BEGIN Material for the task

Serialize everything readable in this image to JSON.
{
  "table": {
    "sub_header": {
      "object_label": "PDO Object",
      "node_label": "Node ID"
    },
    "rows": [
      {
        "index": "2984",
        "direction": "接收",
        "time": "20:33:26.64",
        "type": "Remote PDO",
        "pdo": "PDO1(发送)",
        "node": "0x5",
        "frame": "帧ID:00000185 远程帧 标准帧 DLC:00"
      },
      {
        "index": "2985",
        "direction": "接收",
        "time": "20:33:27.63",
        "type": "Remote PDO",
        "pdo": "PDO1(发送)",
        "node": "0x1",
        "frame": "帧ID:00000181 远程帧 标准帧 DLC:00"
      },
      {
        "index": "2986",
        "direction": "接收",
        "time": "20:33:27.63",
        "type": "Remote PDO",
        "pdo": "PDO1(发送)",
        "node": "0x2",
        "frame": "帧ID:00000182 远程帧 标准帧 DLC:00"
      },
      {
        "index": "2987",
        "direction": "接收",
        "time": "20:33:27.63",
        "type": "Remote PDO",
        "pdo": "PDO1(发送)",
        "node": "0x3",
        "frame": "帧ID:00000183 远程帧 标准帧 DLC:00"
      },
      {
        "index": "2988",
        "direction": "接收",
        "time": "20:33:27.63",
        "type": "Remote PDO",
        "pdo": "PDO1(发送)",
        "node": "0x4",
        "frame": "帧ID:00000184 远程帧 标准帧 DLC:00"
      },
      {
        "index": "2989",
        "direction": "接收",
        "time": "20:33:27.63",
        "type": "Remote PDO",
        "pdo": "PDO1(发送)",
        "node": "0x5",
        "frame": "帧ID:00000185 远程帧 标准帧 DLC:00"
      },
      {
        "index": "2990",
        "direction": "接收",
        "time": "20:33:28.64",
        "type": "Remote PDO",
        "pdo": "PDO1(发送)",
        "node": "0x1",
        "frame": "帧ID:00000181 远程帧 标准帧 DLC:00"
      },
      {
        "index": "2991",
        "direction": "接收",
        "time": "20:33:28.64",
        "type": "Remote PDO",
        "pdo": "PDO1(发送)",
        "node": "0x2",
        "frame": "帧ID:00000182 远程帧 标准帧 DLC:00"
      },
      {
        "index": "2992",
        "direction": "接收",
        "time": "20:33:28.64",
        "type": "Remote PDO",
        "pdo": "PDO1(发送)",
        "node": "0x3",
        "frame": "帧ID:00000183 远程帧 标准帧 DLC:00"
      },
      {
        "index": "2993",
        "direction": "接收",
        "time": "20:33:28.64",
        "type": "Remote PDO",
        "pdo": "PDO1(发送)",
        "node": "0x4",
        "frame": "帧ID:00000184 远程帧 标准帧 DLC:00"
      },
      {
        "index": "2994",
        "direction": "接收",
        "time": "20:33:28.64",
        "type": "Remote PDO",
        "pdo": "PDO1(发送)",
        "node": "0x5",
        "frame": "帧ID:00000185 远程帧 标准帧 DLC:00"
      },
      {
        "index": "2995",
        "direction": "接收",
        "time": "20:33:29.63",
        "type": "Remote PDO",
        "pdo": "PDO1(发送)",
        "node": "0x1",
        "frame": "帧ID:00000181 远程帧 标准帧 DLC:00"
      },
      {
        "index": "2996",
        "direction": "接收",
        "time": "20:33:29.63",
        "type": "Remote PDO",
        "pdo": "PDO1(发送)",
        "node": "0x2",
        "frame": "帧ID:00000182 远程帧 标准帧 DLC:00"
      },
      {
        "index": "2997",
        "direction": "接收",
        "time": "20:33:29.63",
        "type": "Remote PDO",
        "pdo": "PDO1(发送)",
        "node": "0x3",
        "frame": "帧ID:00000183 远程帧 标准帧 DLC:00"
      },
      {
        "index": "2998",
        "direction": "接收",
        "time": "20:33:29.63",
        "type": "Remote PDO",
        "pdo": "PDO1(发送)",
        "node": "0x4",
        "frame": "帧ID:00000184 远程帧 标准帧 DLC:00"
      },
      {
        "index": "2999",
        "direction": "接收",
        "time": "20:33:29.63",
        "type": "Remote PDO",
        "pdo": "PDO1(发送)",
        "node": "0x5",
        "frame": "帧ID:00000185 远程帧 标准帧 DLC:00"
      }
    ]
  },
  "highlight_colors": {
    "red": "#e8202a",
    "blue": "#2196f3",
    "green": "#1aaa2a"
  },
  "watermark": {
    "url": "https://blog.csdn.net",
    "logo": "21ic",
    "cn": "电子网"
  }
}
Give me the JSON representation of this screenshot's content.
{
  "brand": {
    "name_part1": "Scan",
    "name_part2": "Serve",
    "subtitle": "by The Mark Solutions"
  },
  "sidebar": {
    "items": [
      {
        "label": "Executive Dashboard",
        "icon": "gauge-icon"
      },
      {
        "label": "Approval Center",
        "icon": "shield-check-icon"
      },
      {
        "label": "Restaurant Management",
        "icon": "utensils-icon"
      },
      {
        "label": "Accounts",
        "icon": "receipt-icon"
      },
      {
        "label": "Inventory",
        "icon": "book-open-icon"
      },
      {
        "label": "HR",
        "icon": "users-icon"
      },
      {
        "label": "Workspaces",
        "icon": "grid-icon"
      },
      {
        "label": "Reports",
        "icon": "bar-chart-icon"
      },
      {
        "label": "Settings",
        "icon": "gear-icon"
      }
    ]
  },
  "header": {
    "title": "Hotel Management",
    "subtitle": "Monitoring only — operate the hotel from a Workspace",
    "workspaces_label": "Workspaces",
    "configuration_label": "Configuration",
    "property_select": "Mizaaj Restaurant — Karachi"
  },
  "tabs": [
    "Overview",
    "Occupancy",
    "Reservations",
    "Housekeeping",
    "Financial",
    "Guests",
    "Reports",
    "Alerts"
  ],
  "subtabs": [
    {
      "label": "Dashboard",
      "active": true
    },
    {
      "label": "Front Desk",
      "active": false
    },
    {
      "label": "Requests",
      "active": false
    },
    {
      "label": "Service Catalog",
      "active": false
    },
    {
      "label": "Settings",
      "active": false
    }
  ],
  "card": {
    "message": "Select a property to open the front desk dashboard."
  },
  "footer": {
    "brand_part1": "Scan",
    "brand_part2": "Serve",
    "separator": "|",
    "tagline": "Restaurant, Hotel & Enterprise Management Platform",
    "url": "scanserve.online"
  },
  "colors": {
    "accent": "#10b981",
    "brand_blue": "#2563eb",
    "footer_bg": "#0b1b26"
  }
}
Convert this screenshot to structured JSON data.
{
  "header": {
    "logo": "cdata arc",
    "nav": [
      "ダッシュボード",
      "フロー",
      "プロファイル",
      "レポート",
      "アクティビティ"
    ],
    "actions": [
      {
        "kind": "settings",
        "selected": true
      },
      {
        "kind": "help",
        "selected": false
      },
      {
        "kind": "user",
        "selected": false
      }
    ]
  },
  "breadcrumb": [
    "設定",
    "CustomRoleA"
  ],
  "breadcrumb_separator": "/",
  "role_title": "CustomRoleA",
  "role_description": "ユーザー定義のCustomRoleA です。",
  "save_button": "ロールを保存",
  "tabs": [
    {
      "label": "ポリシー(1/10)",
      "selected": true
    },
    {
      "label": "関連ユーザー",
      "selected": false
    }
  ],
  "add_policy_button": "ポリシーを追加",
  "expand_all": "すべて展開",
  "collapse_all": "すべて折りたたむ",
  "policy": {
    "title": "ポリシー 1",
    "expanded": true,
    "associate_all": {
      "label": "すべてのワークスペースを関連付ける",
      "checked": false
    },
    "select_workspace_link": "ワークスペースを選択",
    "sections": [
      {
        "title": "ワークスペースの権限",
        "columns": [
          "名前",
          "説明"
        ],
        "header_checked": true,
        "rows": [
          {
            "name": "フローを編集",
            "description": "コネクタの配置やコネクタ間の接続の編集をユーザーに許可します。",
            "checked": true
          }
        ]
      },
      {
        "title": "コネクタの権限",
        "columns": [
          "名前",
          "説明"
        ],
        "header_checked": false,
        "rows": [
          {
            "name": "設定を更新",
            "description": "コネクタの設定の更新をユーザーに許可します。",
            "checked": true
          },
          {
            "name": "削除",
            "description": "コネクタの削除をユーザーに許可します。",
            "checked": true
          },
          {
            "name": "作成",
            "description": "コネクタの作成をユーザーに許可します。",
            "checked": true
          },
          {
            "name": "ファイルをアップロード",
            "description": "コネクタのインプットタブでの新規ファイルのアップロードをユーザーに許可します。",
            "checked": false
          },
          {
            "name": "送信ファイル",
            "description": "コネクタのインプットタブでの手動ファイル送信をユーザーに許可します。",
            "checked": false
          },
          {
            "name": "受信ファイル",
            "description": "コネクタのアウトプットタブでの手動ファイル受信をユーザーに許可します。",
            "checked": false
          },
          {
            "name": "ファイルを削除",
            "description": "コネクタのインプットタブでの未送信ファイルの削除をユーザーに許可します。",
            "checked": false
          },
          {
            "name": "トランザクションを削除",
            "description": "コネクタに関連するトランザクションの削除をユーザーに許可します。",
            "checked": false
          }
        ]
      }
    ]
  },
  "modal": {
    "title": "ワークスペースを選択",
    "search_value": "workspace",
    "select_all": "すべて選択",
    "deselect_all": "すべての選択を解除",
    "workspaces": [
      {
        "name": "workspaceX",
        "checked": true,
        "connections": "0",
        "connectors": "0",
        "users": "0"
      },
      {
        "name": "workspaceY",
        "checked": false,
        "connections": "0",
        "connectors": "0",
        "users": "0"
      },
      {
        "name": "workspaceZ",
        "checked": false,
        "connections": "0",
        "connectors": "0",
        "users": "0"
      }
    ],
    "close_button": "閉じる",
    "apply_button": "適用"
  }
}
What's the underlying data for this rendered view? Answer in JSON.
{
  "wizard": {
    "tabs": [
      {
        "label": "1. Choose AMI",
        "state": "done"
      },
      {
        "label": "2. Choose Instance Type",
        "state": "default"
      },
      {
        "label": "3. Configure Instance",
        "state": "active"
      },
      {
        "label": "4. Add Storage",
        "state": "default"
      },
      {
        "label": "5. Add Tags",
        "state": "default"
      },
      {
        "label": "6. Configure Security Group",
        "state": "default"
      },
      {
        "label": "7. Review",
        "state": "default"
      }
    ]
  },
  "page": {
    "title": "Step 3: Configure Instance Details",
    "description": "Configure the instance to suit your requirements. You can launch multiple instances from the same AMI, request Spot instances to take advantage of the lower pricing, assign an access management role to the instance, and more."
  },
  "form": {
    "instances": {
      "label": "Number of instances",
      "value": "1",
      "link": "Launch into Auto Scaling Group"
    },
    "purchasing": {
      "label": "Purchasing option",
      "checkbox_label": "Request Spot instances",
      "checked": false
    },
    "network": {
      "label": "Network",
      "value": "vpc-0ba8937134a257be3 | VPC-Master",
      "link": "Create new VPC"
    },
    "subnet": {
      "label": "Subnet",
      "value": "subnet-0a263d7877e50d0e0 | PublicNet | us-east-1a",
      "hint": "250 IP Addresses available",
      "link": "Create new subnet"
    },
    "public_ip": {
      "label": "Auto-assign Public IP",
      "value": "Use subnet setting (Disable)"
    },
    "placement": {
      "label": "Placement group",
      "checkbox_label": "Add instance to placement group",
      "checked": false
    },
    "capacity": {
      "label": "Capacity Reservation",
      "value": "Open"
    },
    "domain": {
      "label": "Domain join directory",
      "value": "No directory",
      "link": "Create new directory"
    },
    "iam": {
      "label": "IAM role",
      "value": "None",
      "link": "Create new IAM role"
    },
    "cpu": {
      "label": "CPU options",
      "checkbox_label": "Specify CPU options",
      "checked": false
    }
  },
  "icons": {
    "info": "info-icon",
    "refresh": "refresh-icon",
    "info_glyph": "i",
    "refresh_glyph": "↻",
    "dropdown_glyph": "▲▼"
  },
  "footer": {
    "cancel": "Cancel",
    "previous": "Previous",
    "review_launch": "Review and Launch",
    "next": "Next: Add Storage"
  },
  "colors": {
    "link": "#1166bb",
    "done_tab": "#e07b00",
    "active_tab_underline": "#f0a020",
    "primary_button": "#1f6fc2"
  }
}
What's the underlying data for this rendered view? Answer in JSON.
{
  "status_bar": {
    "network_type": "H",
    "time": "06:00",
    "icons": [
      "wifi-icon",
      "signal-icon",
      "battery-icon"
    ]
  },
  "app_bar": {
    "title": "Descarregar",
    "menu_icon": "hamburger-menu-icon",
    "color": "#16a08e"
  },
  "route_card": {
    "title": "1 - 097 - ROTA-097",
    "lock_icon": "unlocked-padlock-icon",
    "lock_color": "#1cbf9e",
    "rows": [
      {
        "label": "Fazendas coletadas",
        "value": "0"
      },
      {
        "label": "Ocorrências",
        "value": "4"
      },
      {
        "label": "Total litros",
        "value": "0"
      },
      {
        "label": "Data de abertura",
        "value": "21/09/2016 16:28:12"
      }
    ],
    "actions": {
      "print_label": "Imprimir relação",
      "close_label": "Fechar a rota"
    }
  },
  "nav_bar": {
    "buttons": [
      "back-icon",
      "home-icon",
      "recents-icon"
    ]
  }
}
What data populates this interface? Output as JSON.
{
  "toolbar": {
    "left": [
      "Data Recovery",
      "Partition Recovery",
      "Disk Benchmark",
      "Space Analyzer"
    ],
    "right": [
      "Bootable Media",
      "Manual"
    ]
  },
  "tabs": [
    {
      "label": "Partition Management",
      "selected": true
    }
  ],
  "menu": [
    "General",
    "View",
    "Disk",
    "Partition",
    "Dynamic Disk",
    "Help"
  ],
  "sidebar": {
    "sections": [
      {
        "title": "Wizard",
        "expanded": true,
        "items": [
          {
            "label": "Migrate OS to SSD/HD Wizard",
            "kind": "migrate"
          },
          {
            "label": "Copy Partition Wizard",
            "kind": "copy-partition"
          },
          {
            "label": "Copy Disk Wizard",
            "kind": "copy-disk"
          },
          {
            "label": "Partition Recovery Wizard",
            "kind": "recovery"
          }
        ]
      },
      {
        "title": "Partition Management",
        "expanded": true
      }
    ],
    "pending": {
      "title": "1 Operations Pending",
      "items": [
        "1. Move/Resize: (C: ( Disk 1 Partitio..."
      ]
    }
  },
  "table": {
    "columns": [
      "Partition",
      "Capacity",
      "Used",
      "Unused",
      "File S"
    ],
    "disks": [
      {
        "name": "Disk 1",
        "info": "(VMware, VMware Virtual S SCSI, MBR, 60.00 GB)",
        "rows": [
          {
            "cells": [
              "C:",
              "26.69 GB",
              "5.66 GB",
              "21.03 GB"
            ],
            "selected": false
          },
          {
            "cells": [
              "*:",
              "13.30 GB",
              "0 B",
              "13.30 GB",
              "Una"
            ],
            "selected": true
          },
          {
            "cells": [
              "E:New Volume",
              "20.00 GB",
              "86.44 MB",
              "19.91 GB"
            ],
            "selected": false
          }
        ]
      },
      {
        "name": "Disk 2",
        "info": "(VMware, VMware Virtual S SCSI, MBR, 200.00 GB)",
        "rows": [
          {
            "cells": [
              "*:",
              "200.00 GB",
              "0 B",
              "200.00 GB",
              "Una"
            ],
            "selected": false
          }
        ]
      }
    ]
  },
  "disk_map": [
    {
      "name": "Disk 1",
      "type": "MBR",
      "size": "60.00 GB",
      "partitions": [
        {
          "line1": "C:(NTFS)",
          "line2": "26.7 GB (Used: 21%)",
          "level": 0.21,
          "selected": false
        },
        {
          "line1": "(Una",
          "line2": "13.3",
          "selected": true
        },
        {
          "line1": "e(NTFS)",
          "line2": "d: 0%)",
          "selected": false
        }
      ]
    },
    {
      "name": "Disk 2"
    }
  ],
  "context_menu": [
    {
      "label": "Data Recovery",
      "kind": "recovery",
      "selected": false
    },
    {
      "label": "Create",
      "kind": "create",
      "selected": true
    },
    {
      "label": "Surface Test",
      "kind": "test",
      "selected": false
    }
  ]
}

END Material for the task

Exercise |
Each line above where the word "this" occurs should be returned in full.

Answer area |
Serialize everything readable in this image to JSON.
Give me the JSON representation of this screenshot's content.
Convert this screenshot to structured JSON data.
What's the underlying data for this rendered view? Answer in JSON.
What's the underlying data for this rendered view? Answer in JSON.
What data populates this interface? Output as JSON.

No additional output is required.